── Supplied material

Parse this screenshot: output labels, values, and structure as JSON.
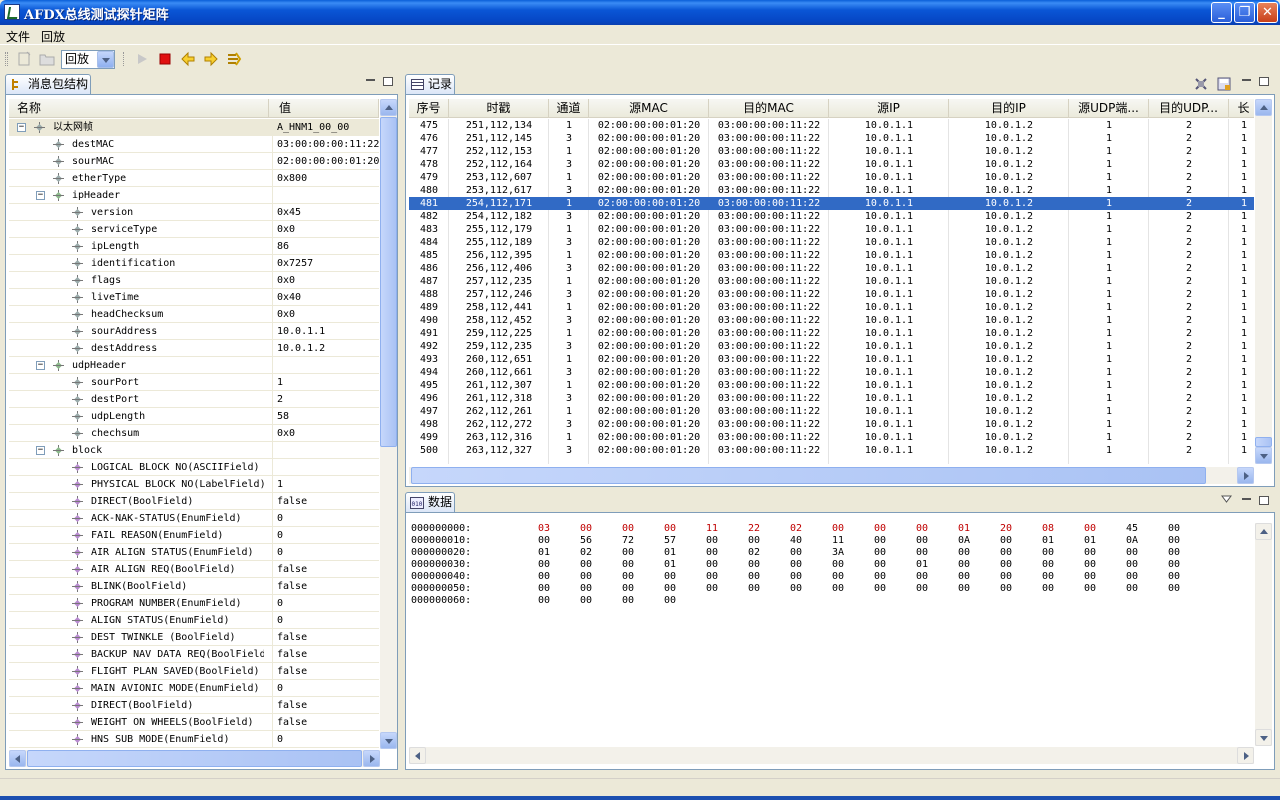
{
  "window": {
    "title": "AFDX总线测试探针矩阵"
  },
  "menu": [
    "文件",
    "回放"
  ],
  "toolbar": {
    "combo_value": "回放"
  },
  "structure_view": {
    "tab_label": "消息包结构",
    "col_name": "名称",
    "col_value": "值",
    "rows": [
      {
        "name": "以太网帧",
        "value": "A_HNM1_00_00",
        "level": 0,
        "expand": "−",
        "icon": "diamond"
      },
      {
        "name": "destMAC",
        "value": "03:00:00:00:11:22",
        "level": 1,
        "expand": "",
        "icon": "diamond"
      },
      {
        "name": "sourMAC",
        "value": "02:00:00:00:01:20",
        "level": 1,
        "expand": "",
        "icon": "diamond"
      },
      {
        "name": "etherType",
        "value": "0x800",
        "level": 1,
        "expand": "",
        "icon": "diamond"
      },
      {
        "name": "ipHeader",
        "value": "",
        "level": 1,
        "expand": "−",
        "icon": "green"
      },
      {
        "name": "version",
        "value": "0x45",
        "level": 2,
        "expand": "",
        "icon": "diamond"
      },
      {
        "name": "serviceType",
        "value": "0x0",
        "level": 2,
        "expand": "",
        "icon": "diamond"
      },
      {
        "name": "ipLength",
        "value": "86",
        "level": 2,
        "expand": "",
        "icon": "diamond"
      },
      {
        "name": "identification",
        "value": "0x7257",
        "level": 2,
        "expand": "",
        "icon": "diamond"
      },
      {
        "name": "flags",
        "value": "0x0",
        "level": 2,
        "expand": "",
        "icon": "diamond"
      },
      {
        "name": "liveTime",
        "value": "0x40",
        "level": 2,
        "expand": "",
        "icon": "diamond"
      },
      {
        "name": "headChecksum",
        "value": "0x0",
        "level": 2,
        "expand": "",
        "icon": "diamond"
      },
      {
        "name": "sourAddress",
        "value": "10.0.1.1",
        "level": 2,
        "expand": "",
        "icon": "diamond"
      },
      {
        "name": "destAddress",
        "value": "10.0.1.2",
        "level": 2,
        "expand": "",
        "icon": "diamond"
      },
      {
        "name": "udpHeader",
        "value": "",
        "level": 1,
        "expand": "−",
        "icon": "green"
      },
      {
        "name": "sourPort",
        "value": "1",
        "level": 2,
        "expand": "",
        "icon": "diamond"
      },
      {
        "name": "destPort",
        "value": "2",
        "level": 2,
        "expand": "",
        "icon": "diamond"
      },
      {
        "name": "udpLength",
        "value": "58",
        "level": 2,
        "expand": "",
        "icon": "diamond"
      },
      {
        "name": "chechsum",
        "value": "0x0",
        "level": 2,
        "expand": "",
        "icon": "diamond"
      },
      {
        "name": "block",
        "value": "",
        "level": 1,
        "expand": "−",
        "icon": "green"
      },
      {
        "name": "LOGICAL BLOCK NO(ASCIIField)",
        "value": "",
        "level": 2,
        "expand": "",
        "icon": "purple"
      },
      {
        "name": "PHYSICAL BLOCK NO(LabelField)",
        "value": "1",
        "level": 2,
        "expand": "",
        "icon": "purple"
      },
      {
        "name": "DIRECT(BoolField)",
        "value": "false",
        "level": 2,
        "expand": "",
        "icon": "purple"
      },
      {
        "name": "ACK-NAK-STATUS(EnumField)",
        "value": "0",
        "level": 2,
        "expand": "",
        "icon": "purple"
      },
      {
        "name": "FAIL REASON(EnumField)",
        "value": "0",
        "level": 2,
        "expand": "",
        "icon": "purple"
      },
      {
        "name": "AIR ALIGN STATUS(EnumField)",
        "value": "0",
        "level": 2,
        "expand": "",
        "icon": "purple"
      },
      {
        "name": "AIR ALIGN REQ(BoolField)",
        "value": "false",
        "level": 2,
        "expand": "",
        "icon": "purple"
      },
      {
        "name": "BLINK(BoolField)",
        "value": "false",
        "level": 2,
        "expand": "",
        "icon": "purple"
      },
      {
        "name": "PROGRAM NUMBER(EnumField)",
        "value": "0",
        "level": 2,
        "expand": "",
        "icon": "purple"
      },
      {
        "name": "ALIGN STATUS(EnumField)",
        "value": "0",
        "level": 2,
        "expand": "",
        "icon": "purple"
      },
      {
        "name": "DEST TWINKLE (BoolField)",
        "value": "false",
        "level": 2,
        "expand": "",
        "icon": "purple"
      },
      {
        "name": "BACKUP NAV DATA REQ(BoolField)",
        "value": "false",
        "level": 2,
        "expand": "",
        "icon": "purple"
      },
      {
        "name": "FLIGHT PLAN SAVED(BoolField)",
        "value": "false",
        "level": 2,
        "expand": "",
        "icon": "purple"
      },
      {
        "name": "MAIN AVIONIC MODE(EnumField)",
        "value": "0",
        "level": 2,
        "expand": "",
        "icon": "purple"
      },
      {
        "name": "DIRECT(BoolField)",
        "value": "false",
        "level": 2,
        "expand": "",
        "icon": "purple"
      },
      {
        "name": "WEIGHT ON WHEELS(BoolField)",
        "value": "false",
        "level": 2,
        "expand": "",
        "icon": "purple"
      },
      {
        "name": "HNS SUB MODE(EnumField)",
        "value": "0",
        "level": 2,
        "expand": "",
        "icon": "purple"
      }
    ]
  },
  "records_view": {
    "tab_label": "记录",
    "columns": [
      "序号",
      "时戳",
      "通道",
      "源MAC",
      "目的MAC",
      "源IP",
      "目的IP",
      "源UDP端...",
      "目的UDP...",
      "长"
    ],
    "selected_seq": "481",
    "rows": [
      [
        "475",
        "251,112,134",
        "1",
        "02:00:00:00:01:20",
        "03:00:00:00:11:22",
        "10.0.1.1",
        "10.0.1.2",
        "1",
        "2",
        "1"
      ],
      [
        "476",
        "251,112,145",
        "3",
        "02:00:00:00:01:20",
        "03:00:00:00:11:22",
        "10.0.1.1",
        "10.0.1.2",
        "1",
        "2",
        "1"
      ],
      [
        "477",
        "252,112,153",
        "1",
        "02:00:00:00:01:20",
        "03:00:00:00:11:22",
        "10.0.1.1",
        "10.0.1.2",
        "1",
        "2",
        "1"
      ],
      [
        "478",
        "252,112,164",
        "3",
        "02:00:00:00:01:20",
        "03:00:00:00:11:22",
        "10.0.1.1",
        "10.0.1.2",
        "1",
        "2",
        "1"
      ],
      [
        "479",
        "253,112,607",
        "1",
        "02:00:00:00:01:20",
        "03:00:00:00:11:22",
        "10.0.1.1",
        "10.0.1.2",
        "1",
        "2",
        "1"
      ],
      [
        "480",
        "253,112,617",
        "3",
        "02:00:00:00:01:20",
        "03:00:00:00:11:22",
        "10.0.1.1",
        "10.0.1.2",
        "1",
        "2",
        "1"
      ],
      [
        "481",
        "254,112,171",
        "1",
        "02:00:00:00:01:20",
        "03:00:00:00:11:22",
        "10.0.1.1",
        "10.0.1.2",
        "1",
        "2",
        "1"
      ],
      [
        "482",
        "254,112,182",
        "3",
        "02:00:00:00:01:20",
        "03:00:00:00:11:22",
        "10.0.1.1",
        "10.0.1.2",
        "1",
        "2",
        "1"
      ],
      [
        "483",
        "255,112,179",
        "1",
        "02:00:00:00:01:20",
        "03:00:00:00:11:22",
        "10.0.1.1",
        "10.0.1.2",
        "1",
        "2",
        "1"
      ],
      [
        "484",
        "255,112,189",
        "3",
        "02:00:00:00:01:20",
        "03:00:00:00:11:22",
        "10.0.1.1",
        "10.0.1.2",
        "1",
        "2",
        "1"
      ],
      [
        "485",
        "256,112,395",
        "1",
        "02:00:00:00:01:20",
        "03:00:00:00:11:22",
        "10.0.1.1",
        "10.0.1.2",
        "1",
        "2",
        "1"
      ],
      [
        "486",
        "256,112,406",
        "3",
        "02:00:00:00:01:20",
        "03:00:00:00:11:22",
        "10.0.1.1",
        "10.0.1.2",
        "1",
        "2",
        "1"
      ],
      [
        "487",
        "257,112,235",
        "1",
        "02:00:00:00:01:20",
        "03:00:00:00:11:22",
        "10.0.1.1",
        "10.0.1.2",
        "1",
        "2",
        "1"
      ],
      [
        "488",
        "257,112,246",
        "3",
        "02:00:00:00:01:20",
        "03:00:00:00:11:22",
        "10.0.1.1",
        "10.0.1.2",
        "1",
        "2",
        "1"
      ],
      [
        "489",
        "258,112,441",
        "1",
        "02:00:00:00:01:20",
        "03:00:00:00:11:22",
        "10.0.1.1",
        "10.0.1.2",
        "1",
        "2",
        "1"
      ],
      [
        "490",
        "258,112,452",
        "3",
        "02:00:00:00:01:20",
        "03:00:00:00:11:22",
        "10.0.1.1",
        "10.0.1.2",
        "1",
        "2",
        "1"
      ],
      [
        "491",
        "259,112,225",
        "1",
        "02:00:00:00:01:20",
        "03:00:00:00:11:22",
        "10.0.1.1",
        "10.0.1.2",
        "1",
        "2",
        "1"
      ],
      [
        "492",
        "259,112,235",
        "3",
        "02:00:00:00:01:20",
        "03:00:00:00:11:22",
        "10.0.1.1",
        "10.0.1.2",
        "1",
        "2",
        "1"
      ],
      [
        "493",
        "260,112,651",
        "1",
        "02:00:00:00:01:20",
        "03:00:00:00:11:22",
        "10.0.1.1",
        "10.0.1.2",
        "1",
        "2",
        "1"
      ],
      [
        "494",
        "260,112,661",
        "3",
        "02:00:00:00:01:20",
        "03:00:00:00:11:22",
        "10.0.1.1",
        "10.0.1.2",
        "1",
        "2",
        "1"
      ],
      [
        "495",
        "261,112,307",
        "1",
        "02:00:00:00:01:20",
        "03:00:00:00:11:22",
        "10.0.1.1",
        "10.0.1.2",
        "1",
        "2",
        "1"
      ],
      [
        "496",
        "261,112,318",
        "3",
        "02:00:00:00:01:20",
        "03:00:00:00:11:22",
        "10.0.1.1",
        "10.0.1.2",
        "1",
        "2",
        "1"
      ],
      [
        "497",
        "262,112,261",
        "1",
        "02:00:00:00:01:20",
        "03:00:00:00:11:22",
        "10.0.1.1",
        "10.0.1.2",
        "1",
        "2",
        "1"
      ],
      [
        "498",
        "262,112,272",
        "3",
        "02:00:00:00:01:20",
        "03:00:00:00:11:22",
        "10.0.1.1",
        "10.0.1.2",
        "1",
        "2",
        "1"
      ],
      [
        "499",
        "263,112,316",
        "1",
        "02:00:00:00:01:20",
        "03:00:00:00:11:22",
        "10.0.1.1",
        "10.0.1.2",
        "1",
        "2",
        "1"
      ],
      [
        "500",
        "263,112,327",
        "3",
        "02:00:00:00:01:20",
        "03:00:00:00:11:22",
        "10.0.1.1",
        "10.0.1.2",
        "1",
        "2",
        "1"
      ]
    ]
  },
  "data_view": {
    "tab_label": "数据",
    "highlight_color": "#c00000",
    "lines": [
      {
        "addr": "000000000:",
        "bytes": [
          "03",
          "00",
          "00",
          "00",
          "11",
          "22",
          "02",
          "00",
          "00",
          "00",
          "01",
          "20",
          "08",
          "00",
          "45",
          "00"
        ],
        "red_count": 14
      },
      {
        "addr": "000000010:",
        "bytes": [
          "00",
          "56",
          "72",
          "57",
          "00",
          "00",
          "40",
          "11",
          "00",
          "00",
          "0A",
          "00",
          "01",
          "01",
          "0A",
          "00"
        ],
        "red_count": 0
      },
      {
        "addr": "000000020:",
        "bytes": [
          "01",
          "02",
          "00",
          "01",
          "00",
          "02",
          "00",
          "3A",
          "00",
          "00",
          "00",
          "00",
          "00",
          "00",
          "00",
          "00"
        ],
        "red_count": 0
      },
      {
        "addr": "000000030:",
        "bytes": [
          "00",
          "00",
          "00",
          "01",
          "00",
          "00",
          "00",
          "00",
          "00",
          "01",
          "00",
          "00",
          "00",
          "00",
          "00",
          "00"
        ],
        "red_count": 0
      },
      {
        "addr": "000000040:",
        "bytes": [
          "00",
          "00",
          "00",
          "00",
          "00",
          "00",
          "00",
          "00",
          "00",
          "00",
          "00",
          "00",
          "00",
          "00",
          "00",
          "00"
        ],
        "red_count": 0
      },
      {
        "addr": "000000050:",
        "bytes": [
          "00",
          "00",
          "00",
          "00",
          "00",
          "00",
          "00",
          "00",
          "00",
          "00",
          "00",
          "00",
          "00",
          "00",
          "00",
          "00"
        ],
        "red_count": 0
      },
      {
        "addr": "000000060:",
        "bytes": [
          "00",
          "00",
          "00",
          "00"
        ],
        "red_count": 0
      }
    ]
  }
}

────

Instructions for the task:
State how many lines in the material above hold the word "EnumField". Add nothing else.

Reply to the exercise:
7